Code4 Knowledge Server

March 1, 1994 - prototype interface - Denys Duchier

This interface was written only as a proof of concept. It does not accurately reflect the capabilities of a complete Code4 system. A Concept Hierarchy document shows you the specialization hierarchy under some concept. All the interesting statements about the concept can be found by following the Properties link. The Control Panel lets you modify some parameters affecting the display of hierarchies.

Code4 Home Page
Part of the Botany Kb (2 kbs)
Loaded from the kb of Bruce Porter's research group at the University of Texas. Developed over about seven years with serious consultation from an expert biologist. Only two slices are shown: one kb shows the complete branch of all entities, the other shows all concepts in the top 4 levels.

Three views of the Collection hierarchy in Smalltalk: one as it is in Smalltalk, one according to William Cook's OOPSLA paper, and one by me, Doug Skuce. Intended to show how CODE can either assist in documenting an existing design, or comparing several designes, or to assist in developing a new one. Not complete. Uses a formal notation that is not described in the kb.

A description of some kinds of dogs, done by Kristen Mackintosh, a student in Translation at U of O, as a first practice in using CODE.

A description of certain properties of rocks of practical interest to geologists, done by Boyan Brodaric, an employee of the Canadian Government Geological Survey. Done as part of a graduate course on knowledge engineering.

This kb was developed by Mark Israel, a graduate student in the same course. Its purpose is to assist someone trying to decide which numerical method is best for a particular type of matrix. Hence you see a classification of matrices and of methods. The pointers (e.g. from a kind of matrix to a kind of method) unfortunately do not show because they are non-inheriting properties which in general do not appear in this initial Mosaic interface.

This is a serious kb about concepts related to optical storage, e.g. CD- ROMs. It was developed by a team of terminologists over about two years, and is intended to assist a translator or writer who must deal with a document on this subject but who does not understand the subject. It represents a comprehensive assessment of all the important terms in this field. A number of non-technical properties of critical interest (e.g. what is the French translation for a term) do not appear because they are non-inheriting.

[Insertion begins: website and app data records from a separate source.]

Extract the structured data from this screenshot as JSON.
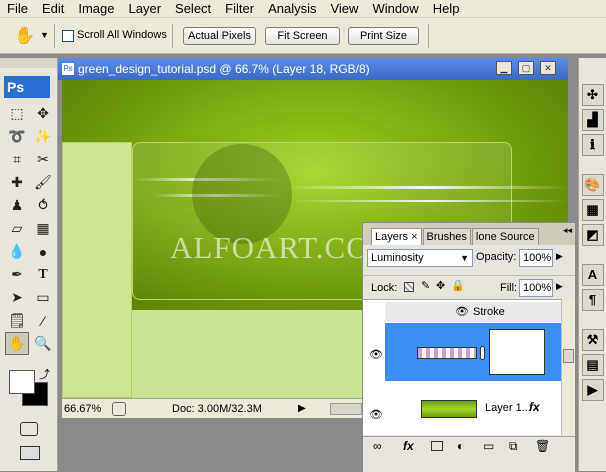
{
  "menu": [
    "File",
    "Edit",
    "Image",
    "Layer",
    "Select",
    "Filter",
    "Analysis",
    "View",
    "Window",
    "Help"
  ],
  "options": {
    "scroll_all_label": "Scroll All Windows",
    "actual_pixels": "Actual Pixels",
    "fit_screen": "Fit Screen",
    "print_size": "Print Size"
  },
  "toolbox": {
    "logo": "Ps"
  },
  "document": {
    "title": "green_design_tutorial.psd @ 66.7% (Layer 18, RGB/8)",
    "watermark": "ALFOART.COM",
    "zoom": "66.67%",
    "doc_size": "Doc: 3.00M/32.3M"
  },
  "layers_panel": {
    "tabs": [
      "Layers",
      "Brushes",
      "lone Source"
    ],
    "blend_mode": "Luminosity",
    "opacity_label": "Opacity:",
    "opacity_value": "100%",
    "lock_label": "Lock:",
    "fill_label": "Fill:",
    "fill_value": "100%",
    "effect_name": "Stroke",
    "layer_name": "Layer 1...",
    "fx": "fx"
  },
  "colors": {
    "accent": "#3c8ff5",
    "title_bar": "#3a6bc8",
    "canvas_green": "#8fc21a",
    "canvas_light": "#c9e490"
  }
}
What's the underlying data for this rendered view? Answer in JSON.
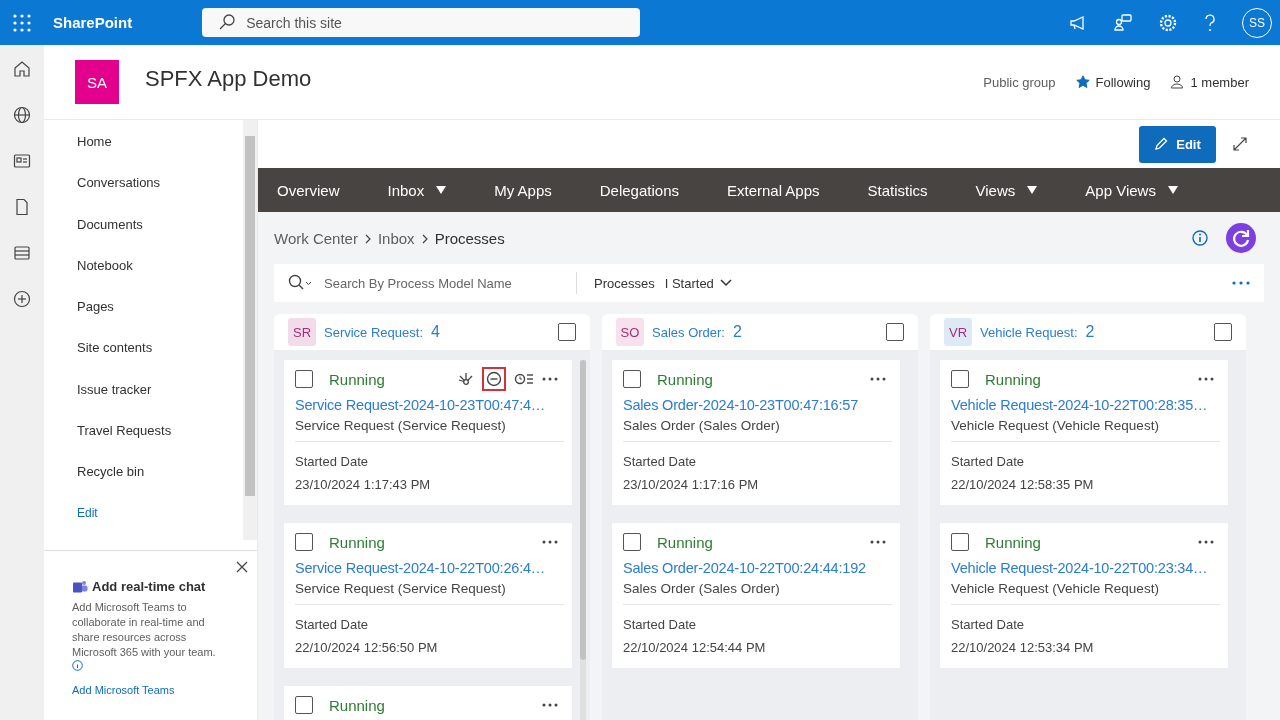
{
  "top_bar": {
    "app_name": "SharePoint",
    "search": {
      "placeholder": "Search this site"
    },
    "avatar": "SS"
  },
  "site": {
    "logo": "SA",
    "title": "SPFX App Demo",
    "group_type": "Public group",
    "following": {
      "label": "Following",
      "on": true
    },
    "members": "1 member"
  },
  "left_nav": {
    "items": [
      {
        "label": "Home",
        "kind": "item"
      },
      {
        "label": "Conversations",
        "kind": "item"
      },
      {
        "label": "Documents",
        "kind": "item"
      },
      {
        "label": "Notebook",
        "kind": "item"
      },
      {
        "label": "Pages",
        "kind": "item"
      },
      {
        "label": "Site contents",
        "kind": "item"
      },
      {
        "label": "Issue tracker",
        "kind": "item"
      },
      {
        "label": "Travel Requests",
        "kind": "item"
      },
      {
        "label": "Recycle bin",
        "kind": "item"
      },
      {
        "label": "Edit",
        "kind": "link"
      }
    ]
  },
  "teams_panel": {
    "title": "Add real-time chat",
    "text": "Add Microsoft Teams to collaborate in real-time and share resources across Microsoft 365 with your team.",
    "link": "Add Microsoft Teams"
  },
  "edit_button": "Edit",
  "app_nav": [
    {
      "label": "Overview",
      "dropdown": false
    },
    {
      "label": "Inbox",
      "dropdown": true
    },
    {
      "label": "My Apps",
      "dropdown": false
    },
    {
      "label": "Delegations",
      "dropdown": false
    },
    {
      "label": "External Apps",
      "dropdown": false
    },
    {
      "label": "Statistics",
      "dropdown": false
    },
    {
      "label": "Views",
      "dropdown": true
    },
    {
      "label": "App Views",
      "dropdown": true
    }
  ],
  "breadcrumb": [
    "Work Center",
    "Inbox",
    "Processes"
  ],
  "toolbar": {
    "search": {
      "placeholder": "Search By Process Model Name"
    },
    "filter_label": "Processes",
    "filter_value": "I Started"
  },
  "columns": [
    {
      "badge": "SR",
      "color": "#f3dcea",
      "title": "Service Request:",
      "count": "4",
      "checked": false,
      "cards": [
        {
          "checked": false,
          "status": "Running",
          "title": "Service Request-2024-10-23T00:47:4…",
          "subtitle": "Service Request (Service Request)",
          "date_label": "Started Date",
          "date": "23/10/2024 1:17:43 PM",
          "actions": [
            {
              "kind": "network",
              "highlighted": false
            },
            {
              "kind": "minus",
              "highlighted": true
            },
            {
              "kind": "history",
              "highlighted": false
            }
          ]
        },
        {
          "checked": false,
          "status": "Running",
          "title": "Service Request-2024-10-22T00:26:4…",
          "subtitle": "Service Request (Service Request)",
          "date_label": "Started Date",
          "date": "22/10/2024 12:56:50 PM"
        },
        {
          "checked": false,
          "status": "Running"
        }
      ]
    },
    {
      "badge": "SO",
      "color": "#f7e1ec",
      "title": "Sales Order:",
      "count": "2",
      "checked": false,
      "cards": [
        {
          "checked": false,
          "status": "Running",
          "title": "Sales Order-2024-10-23T00:47:16:57",
          "subtitle": "Sales Order (Sales Order)",
          "date_label": "Started Date",
          "date": "23/10/2024 1:17:16 PM"
        },
        {
          "checked": false,
          "status": "Running",
          "title": "Sales Order-2024-10-22T00:24:44:192",
          "subtitle": "Sales Order (Sales Order)",
          "date_label": "Started Date",
          "date": "22/10/2024 12:54:44 PM"
        }
      ]
    },
    {
      "badge": "VR",
      "color": "#dde9f5",
      "title": "Vehicle Request:",
      "count": "2",
      "checked": false,
      "cards": [
        {
          "checked": false,
          "status": "Running",
          "title": "Vehicle Request-2024-10-22T00:28:35…",
          "subtitle": "Vehicle Request (Vehicle Request)",
          "date_label": "Started Date",
          "date": "22/10/2024 12:58:35 PM"
        },
        {
          "checked": false,
          "status": "Running",
          "title": "Vehicle Request-2024-10-22T00:23:34…",
          "subtitle": "Vehicle Request (Vehicle Request)",
          "date_label": "Started Date",
          "date": "22/10/2024 12:53:34 PM"
        }
      ]
    }
  ]
}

The Top Level Ontology Developed by Doug Skuce
This ontology has been a low priority background task of mine for about five years. Over the years, it has changed many times. The major sources of ideas include: Penman, Cyc, conceptual graphs, linguistic research such as that of Dixon, Lakoff, and Frawley (to name a few), various philosophical works, plus the general ai literature. It is far from complete, and has many problems: it is still evolving. It has been used mainly to help me understand some of these issues better, and a number of students have used it as a starting point when building a small kb. I am very interested in the problem of how we are going to reach agreement on such ontologies: for the moment, I see no way of doing this emerging from the fog. (See my paper in last year's Padova meeting, or my 1990 Banff paper.) All inquiries are welcome.